What is being asked
Although the entries contain pictures, your copy should hold only their exact text.

Recorded information

══════════

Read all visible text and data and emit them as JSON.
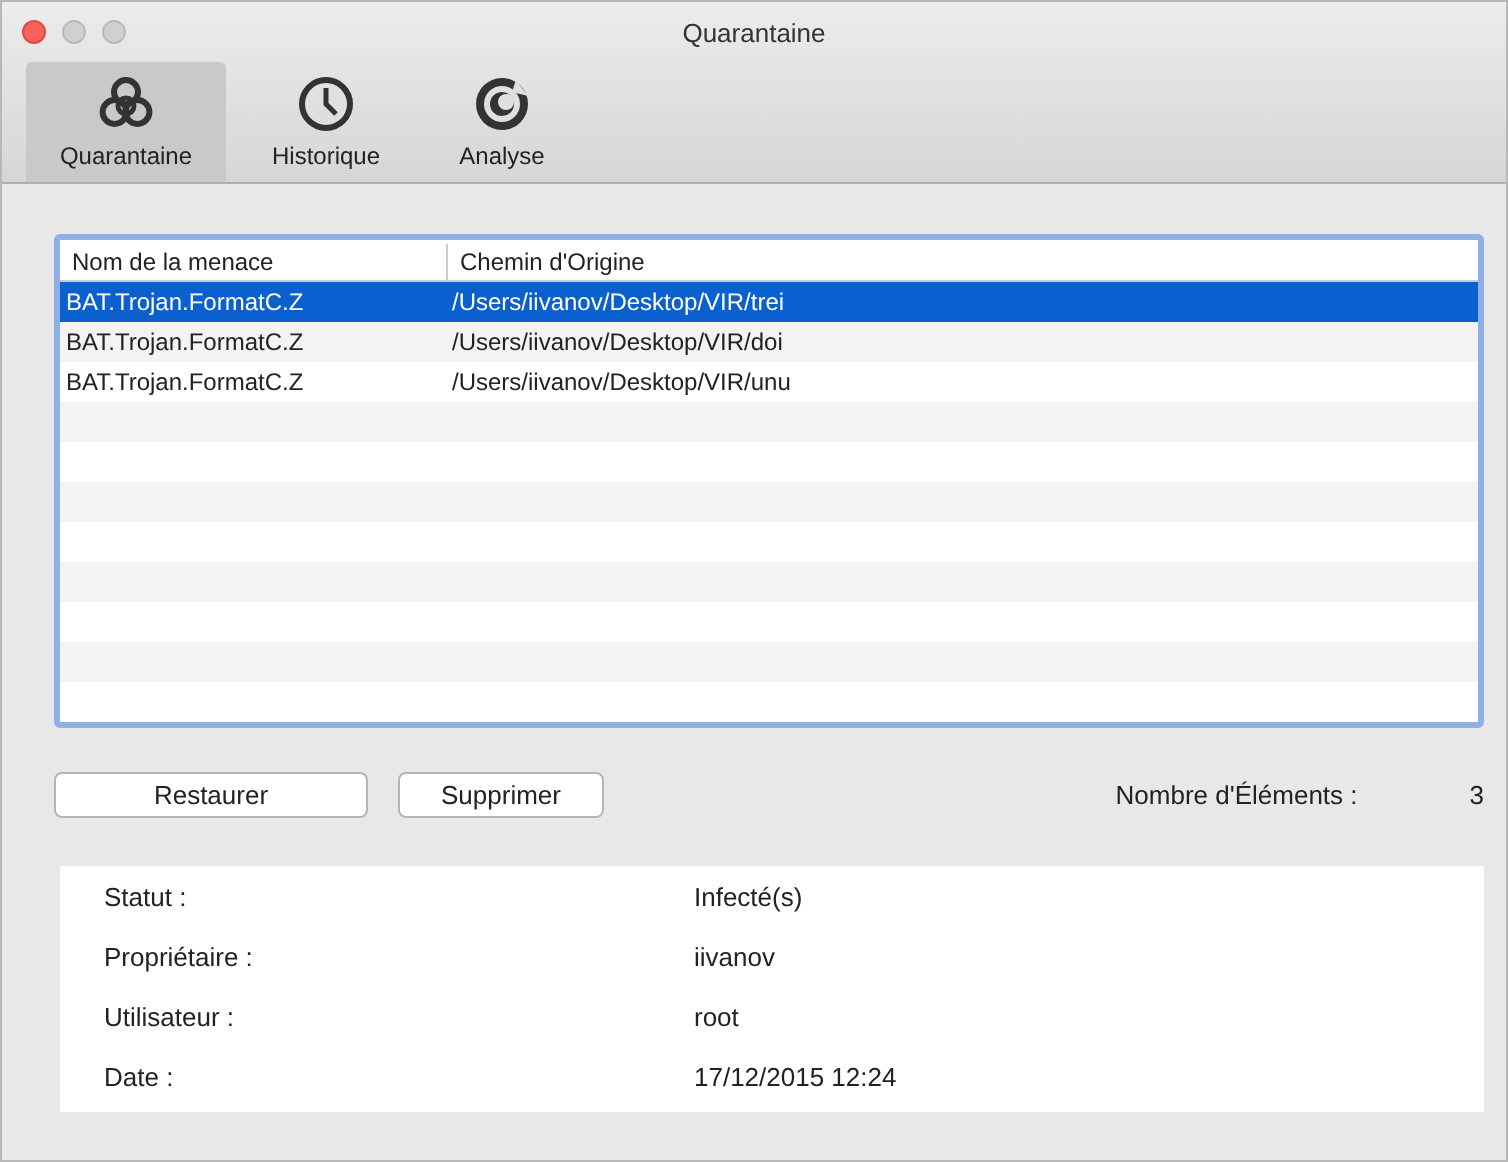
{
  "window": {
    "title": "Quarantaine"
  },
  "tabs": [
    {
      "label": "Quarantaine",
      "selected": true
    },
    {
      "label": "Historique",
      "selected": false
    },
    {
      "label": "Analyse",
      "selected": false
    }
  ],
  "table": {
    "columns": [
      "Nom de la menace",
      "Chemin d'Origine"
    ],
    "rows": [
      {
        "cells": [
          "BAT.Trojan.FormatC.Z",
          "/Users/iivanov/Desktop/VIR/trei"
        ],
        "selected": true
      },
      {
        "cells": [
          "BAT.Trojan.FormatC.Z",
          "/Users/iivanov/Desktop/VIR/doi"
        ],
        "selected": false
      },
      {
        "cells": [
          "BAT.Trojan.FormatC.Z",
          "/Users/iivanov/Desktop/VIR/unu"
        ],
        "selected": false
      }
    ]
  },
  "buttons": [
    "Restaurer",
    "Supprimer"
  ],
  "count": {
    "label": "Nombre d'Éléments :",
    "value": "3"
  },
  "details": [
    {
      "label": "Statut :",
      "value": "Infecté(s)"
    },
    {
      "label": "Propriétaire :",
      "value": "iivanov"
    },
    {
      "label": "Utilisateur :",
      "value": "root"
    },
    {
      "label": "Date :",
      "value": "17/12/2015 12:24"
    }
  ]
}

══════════

Solved exercise
Read all visible text and data and emit them as JSON.
{
  "window": {
    "title": "Quarantaine"
  },
  "tabs": [
    {
      "label": "Quarantaine",
      "selected": true
    },
    {
      "label": "Historique",
      "selected": false
    },
    {
      "label": "Analyse",
      "selected": false
    }
  ],
  "table": {
    "columns": [
      "Nom de la menace",
      "Chemin d'Origine"
    ],
    "rows": [
      {
        "cells": [
          "BAT.Trojan.FormatC.Z",
          "/Users/iivanov/Desktop/VIR/trei"
        ],
        "selected": true
      },
      {
        "cells": [
          "BAT.Trojan.FormatC.Z",
          "/Users/iivanov/Desktop/VIR/doi"
        ],
        "selected": false
      },
      {
        "cells": [
          "BAT.Trojan.FormatC.Z",
          "/Users/iivanov/Desktop/VIR/unu"
        ],
        "selected": false
      }
    ]
  },
  "buttons": [
    "Restaurer",
    "Supprimer"
  ],
  "count": {
    "label": "Nombre d'Éléments :",
    "value": "3"
  },
  "details": [
    {
      "label": "Statut :",
      "value": "Infecté(s)"
    },
    {
      "label": "Propriétaire :",
      "value": "iivanov"
    },
    {
      "label": "Utilisateur :",
      "value": "root"
    },
    {
      "label": "Date :",
      "value": "17/12/2015 12:24"
    }
  ]
}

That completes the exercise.